Now I want to bring up something else from the article by President Meric Gertler. It's not a major point—more like a motherhood throwaway line—but I think it raises an interesting question. Gertler said,
U of T reaffirms the value of a broad liberal arts education at the undergraduate level, and we are working to help our graduates extract the full benefit from that education.I suppose there are as many definitions of "liberal arts education" as there are teachers but I think we can agree on a few points. A "liberal arts education" does not put much emphasis on math and science courses. In fact, I'm pretty sure that there are many who would be happy with a "liberal arts education" that didn't include a single math or science course.
I think that there are some extremely important humanities courses that every student should take. Philosophy (logic and reasoning) is the most obvious one but there's also history and maybe even sociology. I think university students should be familiar with great literature and many other topics in the humanities programs. But I also think that every single university student needs to take (and pass) some math and science courses in order to call themselves university-educated.

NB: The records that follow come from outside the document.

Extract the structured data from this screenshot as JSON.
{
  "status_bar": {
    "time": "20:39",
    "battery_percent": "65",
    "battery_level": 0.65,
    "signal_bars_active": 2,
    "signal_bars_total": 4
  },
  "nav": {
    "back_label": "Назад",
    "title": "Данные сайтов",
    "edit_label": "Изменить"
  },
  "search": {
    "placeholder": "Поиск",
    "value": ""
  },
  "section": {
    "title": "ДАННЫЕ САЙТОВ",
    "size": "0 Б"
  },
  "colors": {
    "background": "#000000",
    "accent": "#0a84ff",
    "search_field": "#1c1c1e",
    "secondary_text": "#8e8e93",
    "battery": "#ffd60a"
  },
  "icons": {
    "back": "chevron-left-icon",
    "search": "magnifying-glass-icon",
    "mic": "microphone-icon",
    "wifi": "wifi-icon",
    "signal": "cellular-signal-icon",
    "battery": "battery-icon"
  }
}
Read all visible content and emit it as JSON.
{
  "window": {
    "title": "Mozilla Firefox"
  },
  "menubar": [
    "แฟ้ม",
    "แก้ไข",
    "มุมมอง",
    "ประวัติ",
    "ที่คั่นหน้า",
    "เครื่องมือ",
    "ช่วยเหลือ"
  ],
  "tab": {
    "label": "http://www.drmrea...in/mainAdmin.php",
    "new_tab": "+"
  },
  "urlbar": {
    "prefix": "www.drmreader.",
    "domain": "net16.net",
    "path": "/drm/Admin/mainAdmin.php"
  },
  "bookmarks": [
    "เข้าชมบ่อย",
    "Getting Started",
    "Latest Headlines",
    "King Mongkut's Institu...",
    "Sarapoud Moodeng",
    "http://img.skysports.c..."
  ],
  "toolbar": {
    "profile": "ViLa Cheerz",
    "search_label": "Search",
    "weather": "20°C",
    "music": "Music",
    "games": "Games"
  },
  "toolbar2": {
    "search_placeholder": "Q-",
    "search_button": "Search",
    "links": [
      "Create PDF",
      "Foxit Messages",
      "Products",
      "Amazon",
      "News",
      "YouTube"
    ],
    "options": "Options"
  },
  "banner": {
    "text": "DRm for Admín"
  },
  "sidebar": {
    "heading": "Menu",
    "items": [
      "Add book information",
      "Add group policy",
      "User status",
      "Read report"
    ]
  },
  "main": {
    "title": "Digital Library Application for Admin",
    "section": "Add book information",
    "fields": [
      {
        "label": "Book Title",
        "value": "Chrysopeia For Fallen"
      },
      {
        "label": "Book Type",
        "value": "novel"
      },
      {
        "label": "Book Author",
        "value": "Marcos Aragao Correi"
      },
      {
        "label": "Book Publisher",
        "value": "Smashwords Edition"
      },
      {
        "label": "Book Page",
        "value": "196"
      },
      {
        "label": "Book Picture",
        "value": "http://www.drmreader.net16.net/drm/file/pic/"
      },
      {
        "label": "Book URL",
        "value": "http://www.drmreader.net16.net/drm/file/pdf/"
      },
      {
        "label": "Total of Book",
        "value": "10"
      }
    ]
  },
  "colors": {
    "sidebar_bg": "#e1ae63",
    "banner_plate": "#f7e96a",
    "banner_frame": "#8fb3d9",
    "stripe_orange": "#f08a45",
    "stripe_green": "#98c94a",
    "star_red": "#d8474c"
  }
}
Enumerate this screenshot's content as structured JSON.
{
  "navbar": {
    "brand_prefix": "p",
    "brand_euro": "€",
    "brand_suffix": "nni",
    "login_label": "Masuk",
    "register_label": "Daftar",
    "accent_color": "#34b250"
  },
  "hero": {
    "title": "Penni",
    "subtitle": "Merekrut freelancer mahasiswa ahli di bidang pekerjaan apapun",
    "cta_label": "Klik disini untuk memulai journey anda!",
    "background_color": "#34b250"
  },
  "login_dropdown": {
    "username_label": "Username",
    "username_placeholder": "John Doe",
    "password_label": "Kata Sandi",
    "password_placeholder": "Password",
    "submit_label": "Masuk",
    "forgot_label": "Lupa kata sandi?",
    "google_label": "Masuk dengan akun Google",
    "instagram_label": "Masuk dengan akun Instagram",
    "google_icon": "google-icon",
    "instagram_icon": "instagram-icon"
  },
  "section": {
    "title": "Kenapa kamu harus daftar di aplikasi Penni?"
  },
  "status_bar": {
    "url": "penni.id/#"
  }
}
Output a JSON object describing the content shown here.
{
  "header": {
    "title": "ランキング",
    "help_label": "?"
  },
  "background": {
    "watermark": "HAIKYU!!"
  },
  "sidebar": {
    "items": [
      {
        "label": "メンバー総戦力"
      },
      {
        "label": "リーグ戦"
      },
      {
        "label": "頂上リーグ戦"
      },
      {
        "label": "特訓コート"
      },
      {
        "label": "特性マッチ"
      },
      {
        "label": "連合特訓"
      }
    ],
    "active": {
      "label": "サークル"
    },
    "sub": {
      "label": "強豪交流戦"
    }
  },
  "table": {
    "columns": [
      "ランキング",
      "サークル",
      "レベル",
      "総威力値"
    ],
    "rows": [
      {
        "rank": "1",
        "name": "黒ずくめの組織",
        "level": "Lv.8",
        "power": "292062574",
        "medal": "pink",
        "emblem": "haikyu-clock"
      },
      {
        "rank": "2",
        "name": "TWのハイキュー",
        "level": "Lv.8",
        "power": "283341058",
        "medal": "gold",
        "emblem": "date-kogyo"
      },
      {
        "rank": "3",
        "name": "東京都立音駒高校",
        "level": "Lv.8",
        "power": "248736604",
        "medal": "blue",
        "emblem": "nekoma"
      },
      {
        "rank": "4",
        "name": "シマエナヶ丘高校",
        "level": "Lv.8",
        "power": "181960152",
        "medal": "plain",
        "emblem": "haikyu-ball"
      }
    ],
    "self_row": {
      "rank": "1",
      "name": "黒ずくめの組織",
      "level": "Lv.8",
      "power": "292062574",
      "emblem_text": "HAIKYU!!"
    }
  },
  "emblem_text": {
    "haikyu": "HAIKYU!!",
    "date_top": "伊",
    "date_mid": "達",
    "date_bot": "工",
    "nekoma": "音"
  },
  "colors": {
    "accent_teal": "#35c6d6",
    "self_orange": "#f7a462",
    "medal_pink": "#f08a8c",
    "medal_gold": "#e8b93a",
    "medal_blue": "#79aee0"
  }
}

This is the 21st century. Surely we can agree that science is at least as important as "liberal arts"? Maybe we should be talking about a "broad science and humanities" education as the important value that we are trying to achieve?1
I'm not sure where that leaves the thousands of students who are getting degrees in commerce and business. Perhaps we should admit that those undergraduate programs, like engineering, are not really education programs. They are job training programs.
1. I'm not talking about "astronomy for poets" and other watered-down science courses. Humanities majors should take the same courses that science majors take just as science majors take the same courses that humanities students take.